# Your assignment
Your answer should hold all lines of the entries that include the word "this".

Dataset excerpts

▼▼▼

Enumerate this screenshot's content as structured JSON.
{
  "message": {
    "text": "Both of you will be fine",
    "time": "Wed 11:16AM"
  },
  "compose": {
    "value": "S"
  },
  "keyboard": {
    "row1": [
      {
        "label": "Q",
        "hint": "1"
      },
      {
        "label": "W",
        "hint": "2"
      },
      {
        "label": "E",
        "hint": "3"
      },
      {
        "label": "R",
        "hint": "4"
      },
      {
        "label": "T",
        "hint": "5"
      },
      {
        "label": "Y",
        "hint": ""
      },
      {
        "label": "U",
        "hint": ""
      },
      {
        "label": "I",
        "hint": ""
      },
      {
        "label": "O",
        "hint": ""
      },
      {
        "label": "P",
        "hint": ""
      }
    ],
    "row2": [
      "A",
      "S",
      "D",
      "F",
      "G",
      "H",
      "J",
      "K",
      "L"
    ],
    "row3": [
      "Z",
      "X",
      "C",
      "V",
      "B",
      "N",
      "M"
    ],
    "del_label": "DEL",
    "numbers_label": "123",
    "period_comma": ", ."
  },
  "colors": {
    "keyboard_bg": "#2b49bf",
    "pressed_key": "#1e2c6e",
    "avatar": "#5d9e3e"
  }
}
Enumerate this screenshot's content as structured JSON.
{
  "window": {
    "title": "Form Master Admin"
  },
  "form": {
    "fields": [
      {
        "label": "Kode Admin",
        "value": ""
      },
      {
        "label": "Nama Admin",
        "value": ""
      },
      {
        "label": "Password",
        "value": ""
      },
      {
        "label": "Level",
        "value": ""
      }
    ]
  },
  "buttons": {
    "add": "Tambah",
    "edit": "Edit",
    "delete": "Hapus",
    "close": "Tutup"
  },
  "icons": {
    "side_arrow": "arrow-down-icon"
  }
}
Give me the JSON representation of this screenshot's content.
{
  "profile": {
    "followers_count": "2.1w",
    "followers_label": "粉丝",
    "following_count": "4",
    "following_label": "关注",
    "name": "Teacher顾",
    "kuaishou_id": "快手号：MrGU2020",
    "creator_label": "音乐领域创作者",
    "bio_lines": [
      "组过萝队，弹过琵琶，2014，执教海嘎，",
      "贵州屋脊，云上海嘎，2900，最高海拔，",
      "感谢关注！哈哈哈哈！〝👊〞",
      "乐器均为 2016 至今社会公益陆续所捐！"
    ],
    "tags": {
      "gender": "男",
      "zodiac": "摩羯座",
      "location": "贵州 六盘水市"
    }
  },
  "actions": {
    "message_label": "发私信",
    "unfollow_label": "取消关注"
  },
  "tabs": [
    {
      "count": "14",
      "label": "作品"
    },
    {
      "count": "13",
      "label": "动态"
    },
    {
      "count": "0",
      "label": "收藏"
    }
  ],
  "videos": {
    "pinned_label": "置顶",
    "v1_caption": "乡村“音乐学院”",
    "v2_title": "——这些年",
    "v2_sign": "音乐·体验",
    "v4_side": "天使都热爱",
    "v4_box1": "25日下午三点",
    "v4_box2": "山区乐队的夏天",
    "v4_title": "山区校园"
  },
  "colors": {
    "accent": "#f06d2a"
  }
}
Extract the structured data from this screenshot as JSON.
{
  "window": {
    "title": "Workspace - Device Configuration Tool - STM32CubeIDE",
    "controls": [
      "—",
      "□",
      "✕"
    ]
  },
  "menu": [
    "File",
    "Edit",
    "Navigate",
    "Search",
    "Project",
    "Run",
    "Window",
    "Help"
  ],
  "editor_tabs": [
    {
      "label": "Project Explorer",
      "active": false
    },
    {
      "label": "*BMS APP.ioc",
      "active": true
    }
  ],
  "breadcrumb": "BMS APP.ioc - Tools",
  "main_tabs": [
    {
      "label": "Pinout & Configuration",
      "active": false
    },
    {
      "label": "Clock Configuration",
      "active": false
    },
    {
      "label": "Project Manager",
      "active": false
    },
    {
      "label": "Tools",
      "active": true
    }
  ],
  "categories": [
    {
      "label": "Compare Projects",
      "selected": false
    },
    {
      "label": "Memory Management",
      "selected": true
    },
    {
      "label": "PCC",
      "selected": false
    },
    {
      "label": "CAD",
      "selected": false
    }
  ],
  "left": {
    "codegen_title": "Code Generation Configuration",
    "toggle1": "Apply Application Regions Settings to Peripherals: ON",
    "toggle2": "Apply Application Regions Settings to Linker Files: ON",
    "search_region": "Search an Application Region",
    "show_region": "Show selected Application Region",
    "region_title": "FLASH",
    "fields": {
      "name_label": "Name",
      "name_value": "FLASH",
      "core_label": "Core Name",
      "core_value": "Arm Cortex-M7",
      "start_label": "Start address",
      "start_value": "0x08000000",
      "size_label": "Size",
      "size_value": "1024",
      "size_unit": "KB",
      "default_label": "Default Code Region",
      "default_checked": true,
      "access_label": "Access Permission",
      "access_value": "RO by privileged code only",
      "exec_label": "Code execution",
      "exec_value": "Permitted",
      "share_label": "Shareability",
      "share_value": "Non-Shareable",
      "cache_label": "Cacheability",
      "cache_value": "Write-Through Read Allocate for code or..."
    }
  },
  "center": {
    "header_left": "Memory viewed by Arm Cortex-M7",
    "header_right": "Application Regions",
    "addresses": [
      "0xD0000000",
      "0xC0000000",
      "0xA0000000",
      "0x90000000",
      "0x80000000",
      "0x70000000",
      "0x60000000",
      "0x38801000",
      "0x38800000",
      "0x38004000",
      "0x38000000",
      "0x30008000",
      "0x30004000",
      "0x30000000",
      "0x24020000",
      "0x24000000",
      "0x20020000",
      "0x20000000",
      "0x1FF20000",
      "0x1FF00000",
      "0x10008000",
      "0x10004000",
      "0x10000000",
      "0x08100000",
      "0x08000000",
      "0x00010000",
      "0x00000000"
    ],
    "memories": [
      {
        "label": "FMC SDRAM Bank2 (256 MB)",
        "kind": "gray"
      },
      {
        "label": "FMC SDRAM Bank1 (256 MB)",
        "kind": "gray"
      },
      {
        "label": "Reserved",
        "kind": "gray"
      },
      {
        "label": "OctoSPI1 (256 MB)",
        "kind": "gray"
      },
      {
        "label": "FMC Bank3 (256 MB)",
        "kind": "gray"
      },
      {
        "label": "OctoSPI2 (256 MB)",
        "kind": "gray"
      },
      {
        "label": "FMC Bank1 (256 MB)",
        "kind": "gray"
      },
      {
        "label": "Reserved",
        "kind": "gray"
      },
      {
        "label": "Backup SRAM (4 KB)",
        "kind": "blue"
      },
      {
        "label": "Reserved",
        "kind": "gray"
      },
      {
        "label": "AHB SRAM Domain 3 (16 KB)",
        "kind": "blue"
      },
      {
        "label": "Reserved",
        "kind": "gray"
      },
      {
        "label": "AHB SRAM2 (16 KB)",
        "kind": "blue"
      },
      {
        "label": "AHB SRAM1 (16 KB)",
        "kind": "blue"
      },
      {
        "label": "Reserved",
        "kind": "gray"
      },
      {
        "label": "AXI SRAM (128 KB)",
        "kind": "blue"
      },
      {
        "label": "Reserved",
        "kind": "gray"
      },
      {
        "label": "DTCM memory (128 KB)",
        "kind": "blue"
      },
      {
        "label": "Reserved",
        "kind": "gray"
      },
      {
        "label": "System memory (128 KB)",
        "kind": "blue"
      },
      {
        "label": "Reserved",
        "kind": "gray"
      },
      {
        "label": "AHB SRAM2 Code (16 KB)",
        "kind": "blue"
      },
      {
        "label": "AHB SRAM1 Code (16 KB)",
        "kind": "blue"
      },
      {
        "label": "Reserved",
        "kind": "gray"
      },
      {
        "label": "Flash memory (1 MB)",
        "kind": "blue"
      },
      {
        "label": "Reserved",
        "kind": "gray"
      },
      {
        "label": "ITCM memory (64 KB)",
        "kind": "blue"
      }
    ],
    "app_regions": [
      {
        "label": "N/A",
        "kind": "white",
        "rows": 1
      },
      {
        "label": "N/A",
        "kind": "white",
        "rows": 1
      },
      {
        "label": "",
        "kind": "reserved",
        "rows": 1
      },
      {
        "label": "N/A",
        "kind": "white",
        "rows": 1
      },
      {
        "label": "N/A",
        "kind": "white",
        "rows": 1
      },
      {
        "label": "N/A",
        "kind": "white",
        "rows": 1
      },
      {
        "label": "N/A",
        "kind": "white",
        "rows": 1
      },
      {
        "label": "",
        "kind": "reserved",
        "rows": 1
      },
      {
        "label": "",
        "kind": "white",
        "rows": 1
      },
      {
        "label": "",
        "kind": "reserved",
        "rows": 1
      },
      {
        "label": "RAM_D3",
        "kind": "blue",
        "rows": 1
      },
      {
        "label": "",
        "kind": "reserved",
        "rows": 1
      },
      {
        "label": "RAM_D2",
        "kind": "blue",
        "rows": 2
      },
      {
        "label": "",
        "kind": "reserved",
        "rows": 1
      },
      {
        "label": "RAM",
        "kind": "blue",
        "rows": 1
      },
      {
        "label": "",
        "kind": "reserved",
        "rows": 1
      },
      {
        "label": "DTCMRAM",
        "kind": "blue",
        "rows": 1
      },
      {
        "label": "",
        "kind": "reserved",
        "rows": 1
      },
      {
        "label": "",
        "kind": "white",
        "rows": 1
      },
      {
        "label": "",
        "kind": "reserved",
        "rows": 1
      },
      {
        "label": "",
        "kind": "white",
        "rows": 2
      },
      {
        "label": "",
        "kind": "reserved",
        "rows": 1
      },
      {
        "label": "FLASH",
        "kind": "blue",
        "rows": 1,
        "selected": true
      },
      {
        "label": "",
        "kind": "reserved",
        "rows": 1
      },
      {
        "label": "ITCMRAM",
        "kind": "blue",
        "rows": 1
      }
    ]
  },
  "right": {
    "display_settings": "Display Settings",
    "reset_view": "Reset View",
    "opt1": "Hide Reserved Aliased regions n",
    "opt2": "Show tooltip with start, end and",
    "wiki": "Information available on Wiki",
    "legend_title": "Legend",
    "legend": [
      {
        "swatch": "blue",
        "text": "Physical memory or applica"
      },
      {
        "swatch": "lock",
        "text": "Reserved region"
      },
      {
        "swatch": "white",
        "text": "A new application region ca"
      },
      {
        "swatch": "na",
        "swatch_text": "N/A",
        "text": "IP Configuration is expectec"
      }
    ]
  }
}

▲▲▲

# Task response
Enumerate this screenshot's content as structured JSON.
Enumerate this screenshot's content as structured JSON.
Give me the JSON representation of this screenshot's content.
Extract the structured data from this screenshot as JSON.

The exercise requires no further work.